* Directions for this task *
Once you have read the records below, report how many lines contain the word "folder", and give nothing besides that number.

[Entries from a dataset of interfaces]
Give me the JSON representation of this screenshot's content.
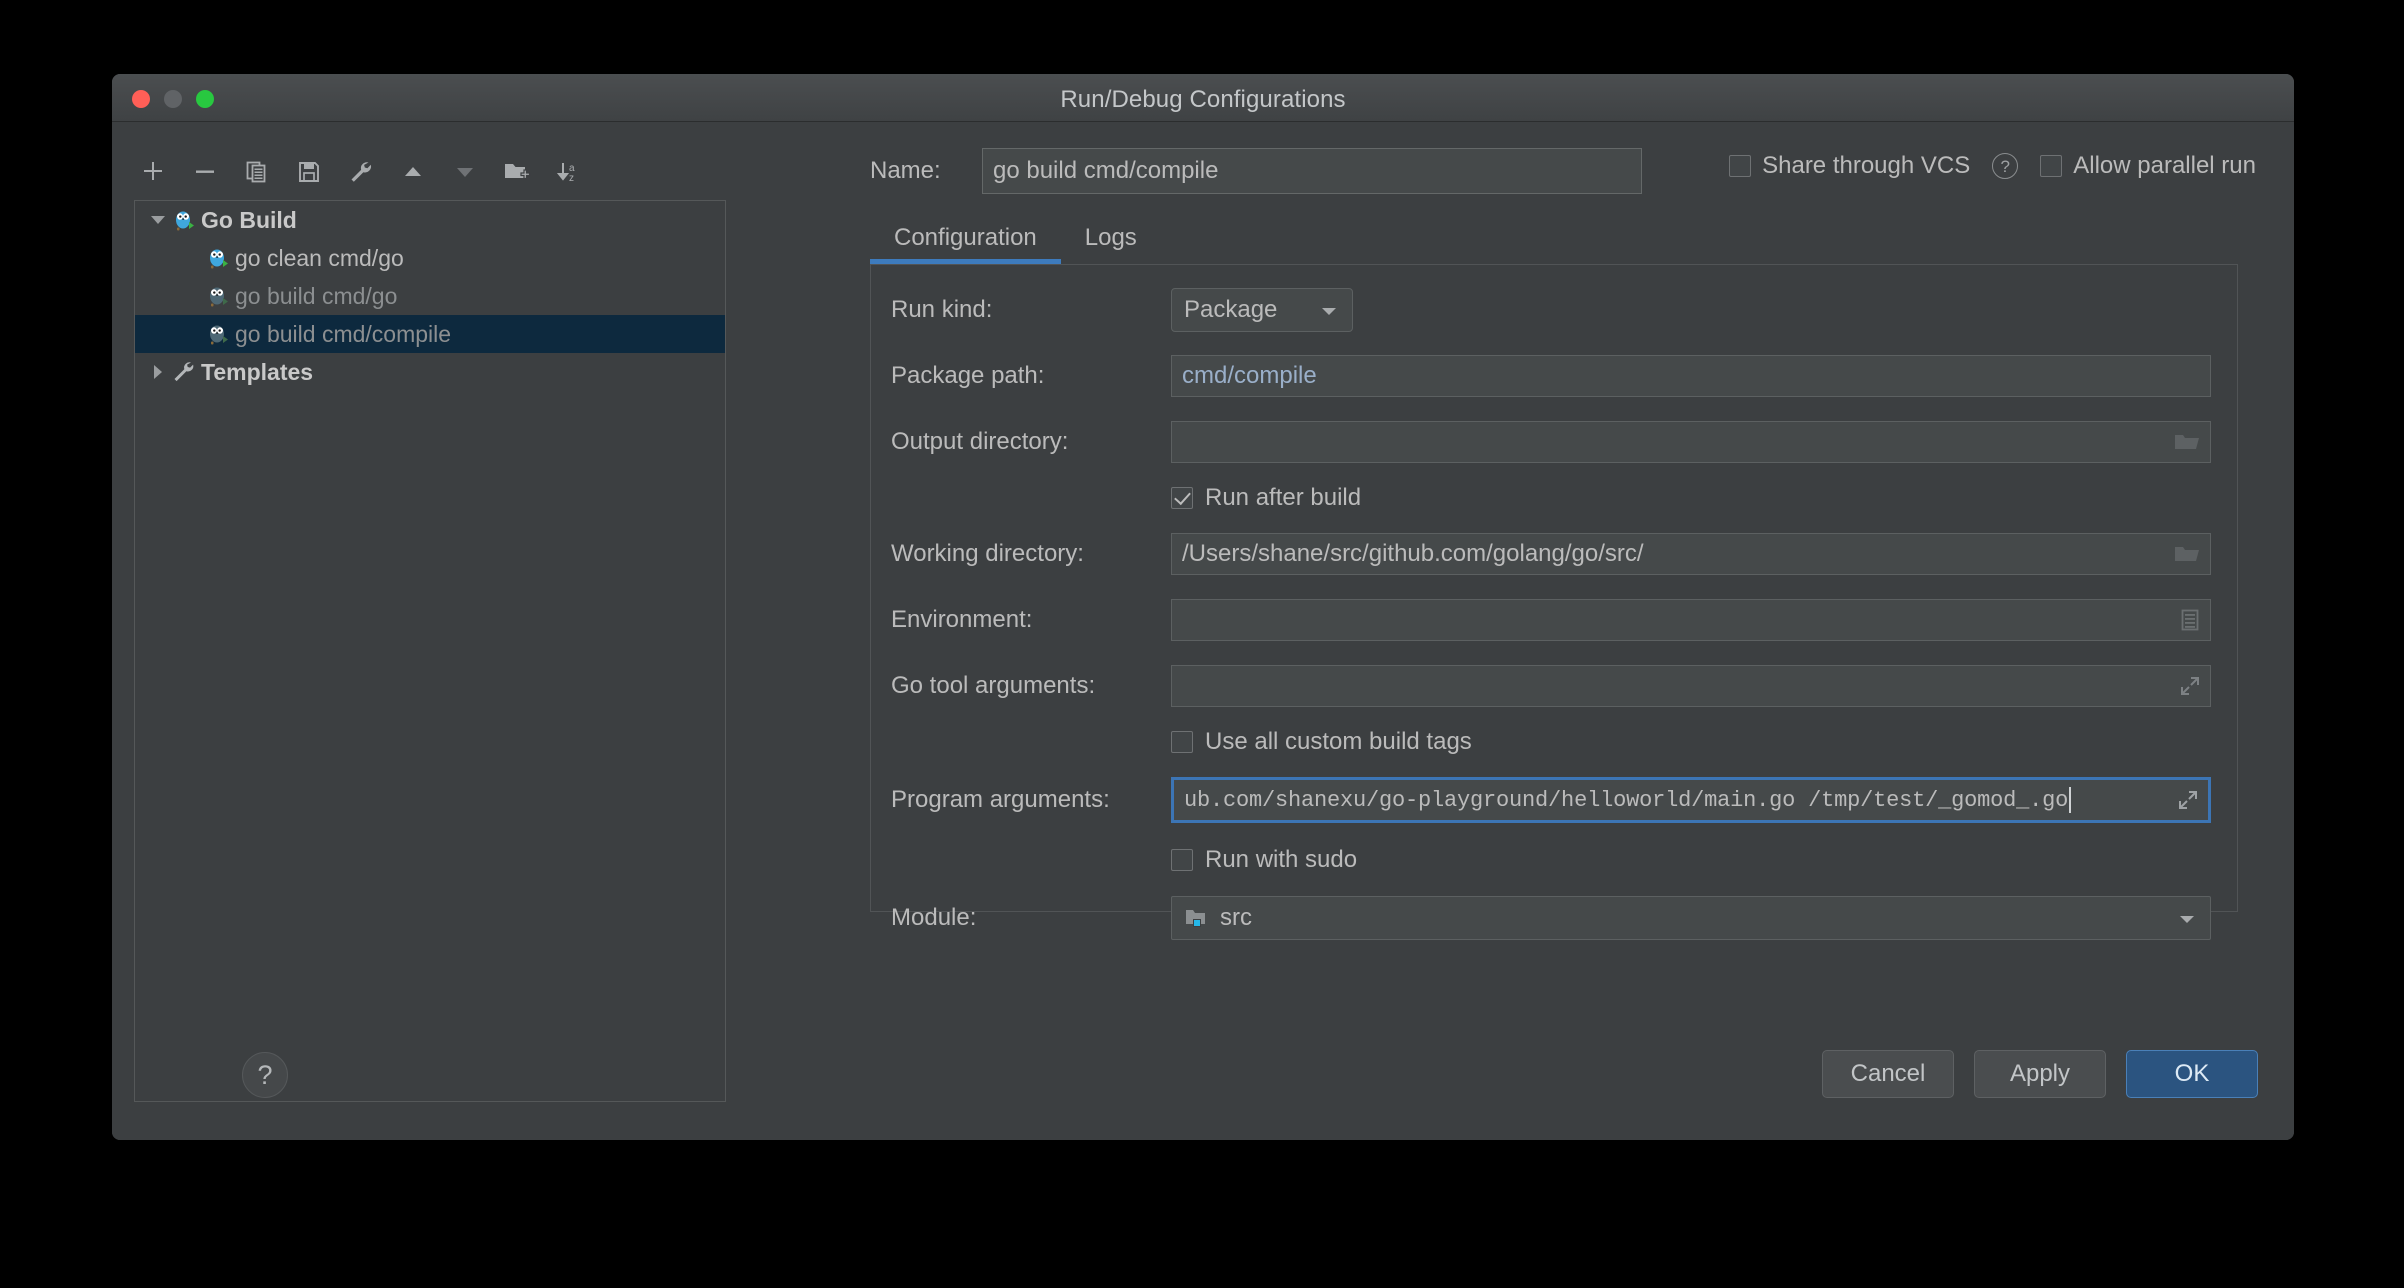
{
  "window": {
    "title": "Run/Debug Configurations",
    "traffic_lights": [
      "close",
      "minimize",
      "maximize"
    ]
  },
  "toolbar": {
    "buttons": [
      {
        "name": "add",
        "icon": "plus-icon"
      },
      {
        "name": "remove",
        "icon": "minus-icon"
      },
      {
        "name": "copy",
        "icon": "copy-icon"
      },
      {
        "name": "save",
        "icon": "save-icon"
      },
      {
        "name": "edit-templates",
        "icon": "wrench-icon"
      },
      {
        "name": "move-up",
        "icon": "arrow-up-icon"
      },
      {
        "name": "move-down",
        "icon": "arrow-down-icon"
      },
      {
        "name": "new-folder",
        "icon": "folder-plus-icon"
      },
      {
        "name": "sort-alphabetically",
        "icon": "sort-az-icon"
      }
    ]
  },
  "tree": {
    "nodes": [
      {
        "label": "Go Build",
        "level": 0,
        "expanded": true,
        "icon": "go-gopher-icon",
        "bold": true,
        "dim": false,
        "selected": false
      },
      {
        "label": "go clean cmd/go",
        "level": 1,
        "expanded": null,
        "icon": "go-gopher-icon",
        "bold": false,
        "dim": false,
        "selected": false
      },
      {
        "label": "go build cmd/go",
        "level": 1,
        "expanded": null,
        "icon": "go-gopher-icon",
        "bold": false,
        "dim": true,
        "selected": false
      },
      {
        "label": "go build cmd/compile",
        "level": 1,
        "expanded": null,
        "icon": "go-gopher-icon",
        "bold": false,
        "dim": true,
        "selected": true
      },
      {
        "label": "Templates",
        "level": 0,
        "expanded": false,
        "icon": "wrench-icon",
        "bold": true,
        "dim": false,
        "selected": false
      }
    ]
  },
  "header": {
    "name_label": "Name:",
    "name_value": "go build cmd/compile",
    "share_vcs_label": "Share through VCS",
    "share_vcs_checked": false,
    "help_icon": "question-mark-icon",
    "allow_parallel_label": "Allow parallel run",
    "allow_parallel_checked": false
  },
  "tabs": [
    {
      "label": "Configuration",
      "active": true
    },
    {
      "label": "Logs",
      "active": false
    }
  ],
  "form": {
    "run_kind_label": "Run kind:",
    "run_kind_value": "Package",
    "package_path_label": "Package path:",
    "package_path_value": "cmd/compile",
    "output_dir_label": "Output directory:",
    "output_dir_value": "",
    "output_dir_icon": "folder-icon",
    "run_after_build_label": "Run after build",
    "run_after_build_checked": true,
    "working_dir_label": "Working directory:",
    "working_dir_value": "/Users/shane/src/github.com/golang/go/src/",
    "working_dir_icon": "folder-icon",
    "environment_label": "Environment:",
    "environment_value": "",
    "environment_icon": "list-icon",
    "go_tool_args_label": "Go tool arguments:",
    "go_tool_args_value": "",
    "go_tool_args_icon": "expand-icon",
    "custom_build_tags_label": "Use all custom build tags",
    "custom_build_tags_checked": false,
    "program_args_label": "Program arguments:",
    "program_args_value": "ub.com/shanexu/go-playground/helloworld/main.go /tmp/test/_gomod_.go",
    "program_args_icon": "expand-icon",
    "program_args_focused": true,
    "run_with_sudo_label": "Run with sudo",
    "run_with_sudo_checked": false,
    "module_label": "Module:",
    "module_value": "src",
    "module_icon": "module-folder-icon"
  },
  "footer": {
    "help_label": "?",
    "cancel_label": "Cancel",
    "apply_label": "Apply",
    "ok_label": "OK"
  },
  "colors": {
    "accent_blue": "#3d7bbd",
    "selection_blue": "#0d293e",
    "primary_button": "#2b5480",
    "window_bg": "#3c3f41",
    "field_bg": "#45494a",
    "text": "#bbbbbb",
    "value_blue": "#9aafc9"
  }
}
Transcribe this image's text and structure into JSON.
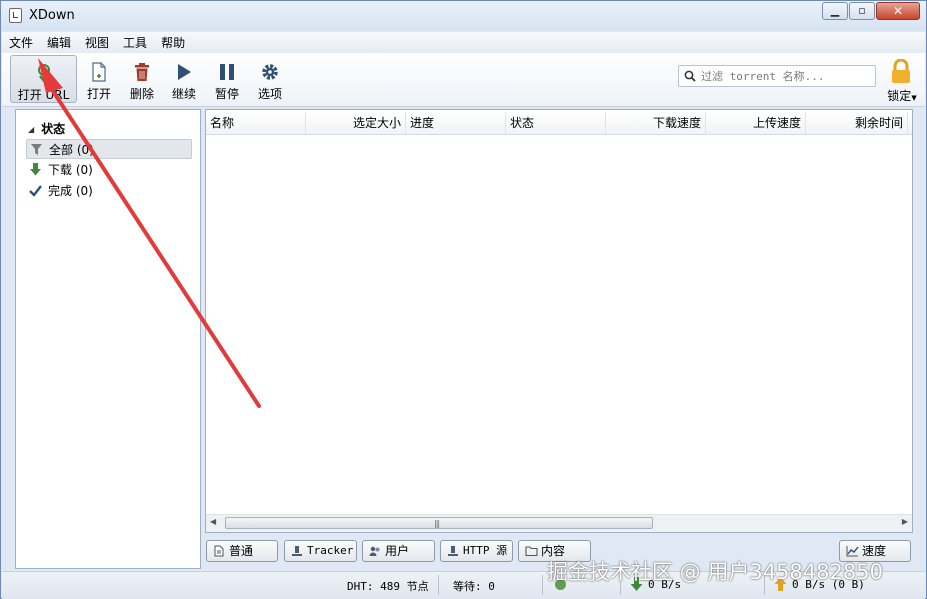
{
  "window": {
    "title": "XDown"
  },
  "colors": {
    "accent": "#3a6ea5",
    "download_green": "#3f8a3a",
    "delete_red": "#a03a2a",
    "arrow_red": "#e33b3b"
  },
  "menu": [
    "文件",
    "编辑",
    "视图",
    "工具",
    "帮助"
  ],
  "toolbar": {
    "open_url_label": "打开 URL",
    "open_label": "打开",
    "delete_label": "删除",
    "resume_label": "继续",
    "pause_label": "暂停",
    "options_label": "选项",
    "lock_label": "锁定",
    "search_placeholder": "过滤 torrent 名称..."
  },
  "sidebar": {
    "heading": "状态",
    "items": [
      {
        "label": "全部 (0)",
        "icon": "filter-icon"
      },
      {
        "label": "下载 (0)",
        "icon": "arrow-down-icon"
      },
      {
        "label": "完成 (0)",
        "icon": "checkmark-icon"
      }
    ]
  },
  "table": {
    "columns": [
      "名称",
      "选定大小",
      "进度",
      "状态",
      "下载速度",
      "上传速度",
      "剩余时间"
    ]
  },
  "bottom_tabs": {
    "general": "普通",
    "tracker": "Tracker",
    "peers": "用户",
    "http_sources": "HTTP 源",
    "content": "内容",
    "speed": "速度"
  },
  "status": {
    "dht": "DHT: 489 节点",
    "waiting": "等待: 0",
    "download_speed": "0 B/s",
    "upload_speed": "0 B/s (0 B)"
  },
  "watermark": "掘金技术社区 @ 用户3458482850"
}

* Expected output *
5